These days it's hard to take your eyes off the volatile markets.  One metric that investment gurus use to argue whether the market is overvalued or undervalued is the P/E ratio.  There is a group of people who prefer to use Bob Shiller's 10-year PE to smooth out the noises of business cycles.  But none of these took into consideration of the demographic change the US is facing in coming decades when "baby boomers", born between 1946-1964, reach their retirement age, i.e., between 2011-2029.

Should we expect the same valuation as in previous decades?   The recent research from San Francisco Fed. offers us some insights:

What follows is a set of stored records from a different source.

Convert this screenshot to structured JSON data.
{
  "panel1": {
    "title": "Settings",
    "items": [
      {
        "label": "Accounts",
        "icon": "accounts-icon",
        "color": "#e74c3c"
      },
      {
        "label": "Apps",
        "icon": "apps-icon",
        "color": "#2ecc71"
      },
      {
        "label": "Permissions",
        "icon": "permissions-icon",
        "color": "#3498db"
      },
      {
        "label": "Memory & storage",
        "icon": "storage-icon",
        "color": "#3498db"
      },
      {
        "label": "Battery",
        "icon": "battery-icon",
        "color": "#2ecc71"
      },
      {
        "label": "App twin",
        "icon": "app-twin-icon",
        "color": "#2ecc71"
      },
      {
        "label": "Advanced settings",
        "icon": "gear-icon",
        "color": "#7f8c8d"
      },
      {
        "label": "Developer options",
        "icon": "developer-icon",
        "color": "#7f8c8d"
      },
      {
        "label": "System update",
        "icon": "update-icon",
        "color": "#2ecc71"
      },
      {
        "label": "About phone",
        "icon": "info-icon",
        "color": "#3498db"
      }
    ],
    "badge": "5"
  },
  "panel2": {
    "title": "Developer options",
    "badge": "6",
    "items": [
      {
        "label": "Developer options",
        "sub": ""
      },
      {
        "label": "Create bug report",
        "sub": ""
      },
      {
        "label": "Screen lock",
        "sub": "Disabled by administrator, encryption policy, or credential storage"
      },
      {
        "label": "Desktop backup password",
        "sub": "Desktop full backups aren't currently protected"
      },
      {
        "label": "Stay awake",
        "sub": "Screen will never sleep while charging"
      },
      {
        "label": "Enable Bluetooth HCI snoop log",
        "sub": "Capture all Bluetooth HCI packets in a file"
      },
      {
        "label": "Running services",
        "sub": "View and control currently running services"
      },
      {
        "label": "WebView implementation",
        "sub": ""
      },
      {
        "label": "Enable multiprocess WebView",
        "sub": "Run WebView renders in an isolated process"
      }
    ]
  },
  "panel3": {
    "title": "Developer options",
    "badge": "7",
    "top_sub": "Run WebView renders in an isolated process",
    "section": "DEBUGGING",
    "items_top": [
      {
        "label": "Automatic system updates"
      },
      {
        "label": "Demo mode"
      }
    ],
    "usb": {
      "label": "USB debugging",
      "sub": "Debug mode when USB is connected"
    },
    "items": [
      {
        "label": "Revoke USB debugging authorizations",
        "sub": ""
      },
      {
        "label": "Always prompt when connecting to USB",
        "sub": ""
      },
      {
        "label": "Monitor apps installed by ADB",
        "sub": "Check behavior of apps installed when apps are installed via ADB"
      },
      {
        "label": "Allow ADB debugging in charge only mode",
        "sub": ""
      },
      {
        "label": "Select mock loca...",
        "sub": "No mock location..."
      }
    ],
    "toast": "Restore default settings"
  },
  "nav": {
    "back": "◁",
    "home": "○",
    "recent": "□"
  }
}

To examine the historical relationship between demographic trends and stock prices, we consider a statistical model in which the equity price/earnings (P/E) ratio depends on a measure of age distribution (for another example, see Geanakoplos et al. 2004). We construct the P/E ratio based on the year-end level of the Standard & Poor’s 500 Index adjusted for inflation and average inflation-adjusted earnings over the past 12 months. We measure age distribution using the ratio of the middle-age cohort, age 40–49, to the old-age cohort, age 60–69. We call this the M/O ratio. 

Figure 1 displays the P/E and M/O ratios from 1954 to 2010. The two series appear to be highly correlated.

http://www.frbsf.org/publications/economics/letter/2011/el2011-26-1.png

Figure 2 compares the actual and model-implied P/E ratios for the sample period ending in 2010. We calculate the path for the model-implied P/E during the sample period by feeding in actual M/O ratios. We call the long-run path of the P/E ratio predicted by the model the “potential P/E ratio” and designate it P/E*. Figure 2 shows that the P/E* (red dashed line) is highly correlated with actual P/E during the sample period. 

http://www.frbsf.org/publications/economics/letter/2011/el2011-26-2.png